cabin or home, water generators can provide the most constant and reliable
alternative power source. However, special precautions need to be taken
to protect the turbine during winter freeze-up and spring break-up,
and some measure must be taken to keep the system from freezing during
For impulse and reaction turbines, one option is to install a heating
system in the water intake, turbine housing and outlet routes, and attach
that as the turbine's diversion load. Of course, you would need to make
sure the turbine produced enough excess power during the winter to keep
the heating system functioning at almost all times. If not, you would
have to find an alternate diversion load and attach the heating system
as a regular winter load running directly off your battery bank. But
any heat-tape and/or heating element system that effectively keeps regular
above-ground water pipes and cisterns from freezing would likely work
well to keep your water turbine running smoothly.
In order to protect a propeller generator and its mounting assembly,
the entire assembly should be removed from a river when the first signs
of surface-freezing appear. After the ice layer over the river has formed
completely, a hole can be cut in the ice to accommodate the re-installation
of the generator and mounting assembly. In spring, the generator should
be removed from the river when break-up begins, and can be re-installed
once the surface ice has disintegrated to the point of not posing a
structural threat to the assembly.
Taking these precautions will result in losing a couple months' use
of the water turbine each year, but will prove invaluable in maximizing

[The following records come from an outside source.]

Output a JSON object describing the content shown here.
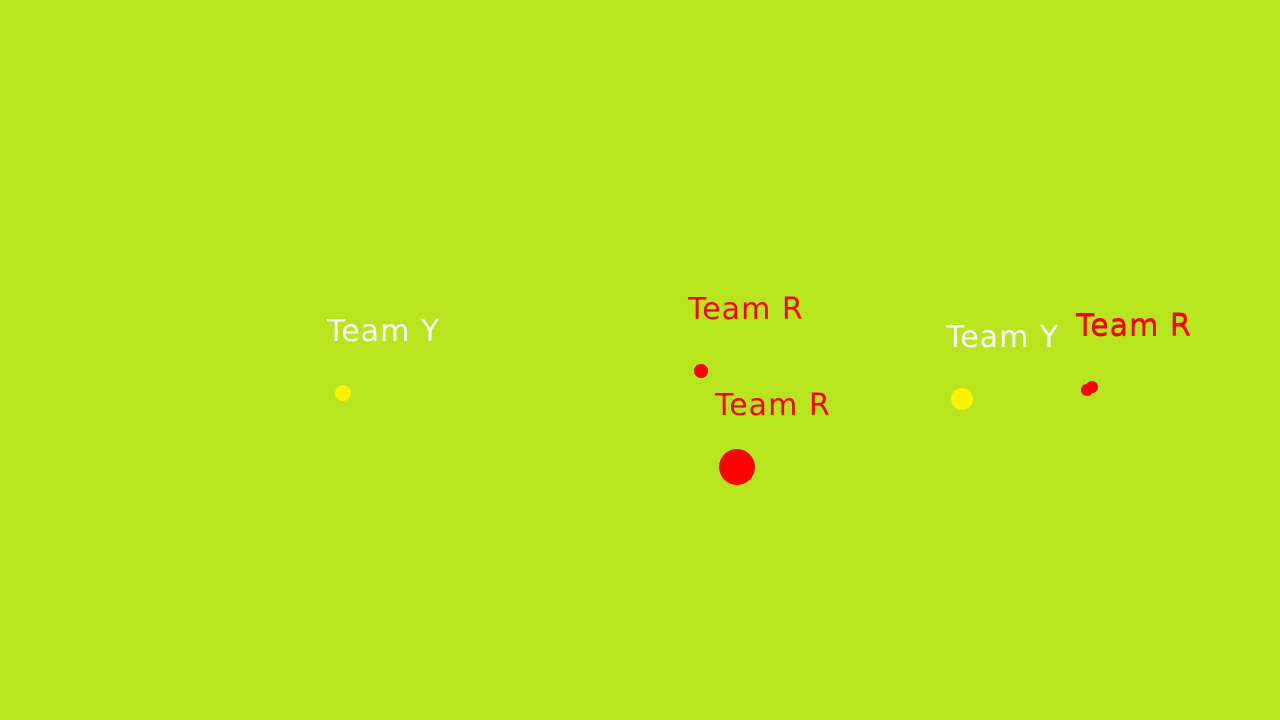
{
  "colors": {
    "field": "#b7e61f",
    "team_y_label": "#ffffff",
    "team_y_marker": "#fff200",
    "team_r_label": "#ff0000",
    "team_r_marker": "#ff0000"
  },
  "players": [
    {
      "team": "y",
      "label": "Team Y"
    },
    {
      "team": "r",
      "label": "Team R"
    },
    {
      "team": "r",
      "label": "Team R"
    },
    {
      "team": "y",
      "label": "Team Y"
    },
    {
      "team": "r",
      "label": "Team R"
    },
    {
      "team": "r",
      "label": "Team R"
    }
  ]
}
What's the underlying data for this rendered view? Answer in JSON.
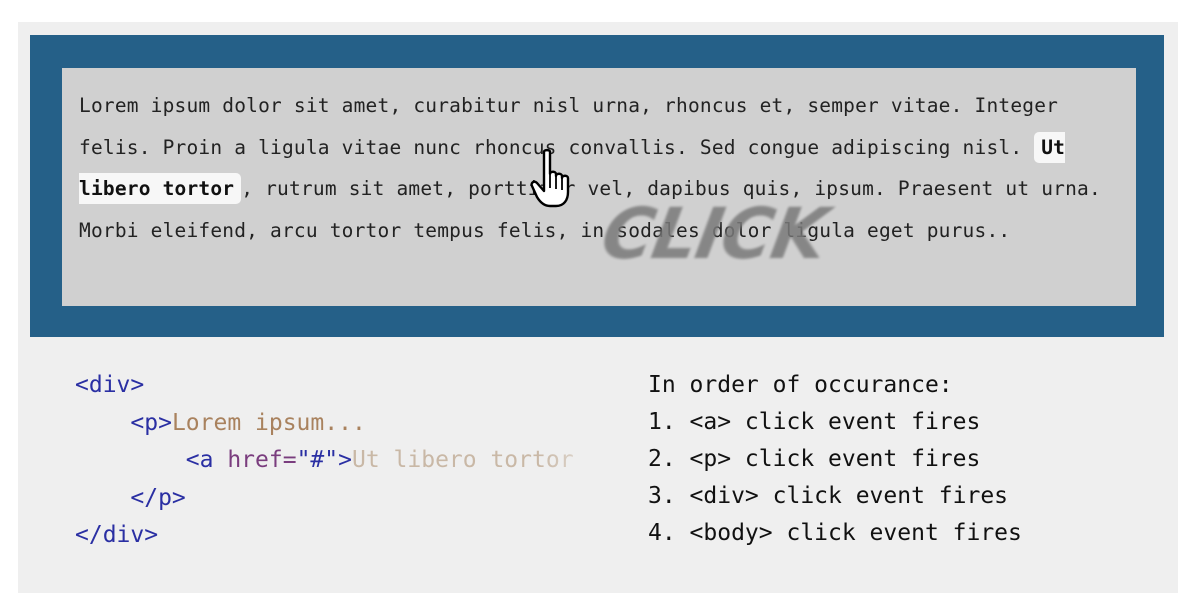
{
  "paragraph": {
    "before_link": "Lorem ipsum dolor sit amet, curabitur nisl urna, rhoncus et, semper vitae. Integer felis. Proin a ligula vitae nunc rhoncus convallis. Sed congue adipiscing nisl. ",
    "link_text": "Ut libero tortor",
    "after_link": ", rutrum sit amet, porttitor vel, dapibus quis, ipsum. Praesent ut urna. Morbi eleifend, arcu tortor tempus felis, in sodales dolor ligula eget purus.."
  },
  "click_label": "CLICK",
  "code": {
    "div_open": "<div>",
    "p_open": "<p>",
    "p_text": "Lorem ipsum...",
    "a_open_start": "<a ",
    "a_attr": "href=",
    "a_value": "\"#\"",
    "a_open_end": ">",
    "a_text": "Ut libero tortor",
    "p_close": "</p>",
    "div_close": "</div>"
  },
  "occurrence": {
    "title": "In order of occurance:",
    "items": [
      "1. <a> click event fires",
      "2. <p> click event fires",
      "3. <div> click event fires",
      "4. <body> click event fires"
    ]
  },
  "colors": {
    "panel": "#256088",
    "text_box": "#d0d0d0",
    "tag": "#2a2fa3",
    "attribute": "#7a3d7e",
    "text_content": "#a9825e"
  },
  "icons": [
    "hand-pointer-icon"
  ]
}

the generator's useful lifespan.
In marine use, a propeller turbine should be mounted on a hinged pole
assembly that allows it to be locked down when in use, and swung up
out of the water if the boat is moving through dangerous waters. In
most cases a boat mounted turbine shouldn't be a major concern, as the
boat will likely be piloted in areas with plenty of underwater clearance.
However, the generator mount should extend deeper than the main portion
of the boat's hull, so if any significant sub-surface debris is likely
to come within a couple feet of the hull bottom, it may be wisest to
temporarily pull the turbine out of the water.
Benefits of Micro-hydro Energy
Unlike the seasonal fluctuations of solar and wind energy, micro-hydro
power can provide constant year-round electricity for boats or remote
locations lucky enough to have constant running water. Like most alternative
energy sources, microhydro power is emission-free and very low-impact
on the environment.
In marine use, a propeller generator will provide constant power anytime
the boat is in motion, and even at anchor in a significant current.
Microhydro generators are an ideal marine power source.
For commercial and industrial use, a micro-hydro generator could be
used to power river signal buoys, or any riverside installations, as
well as commercial marine applications.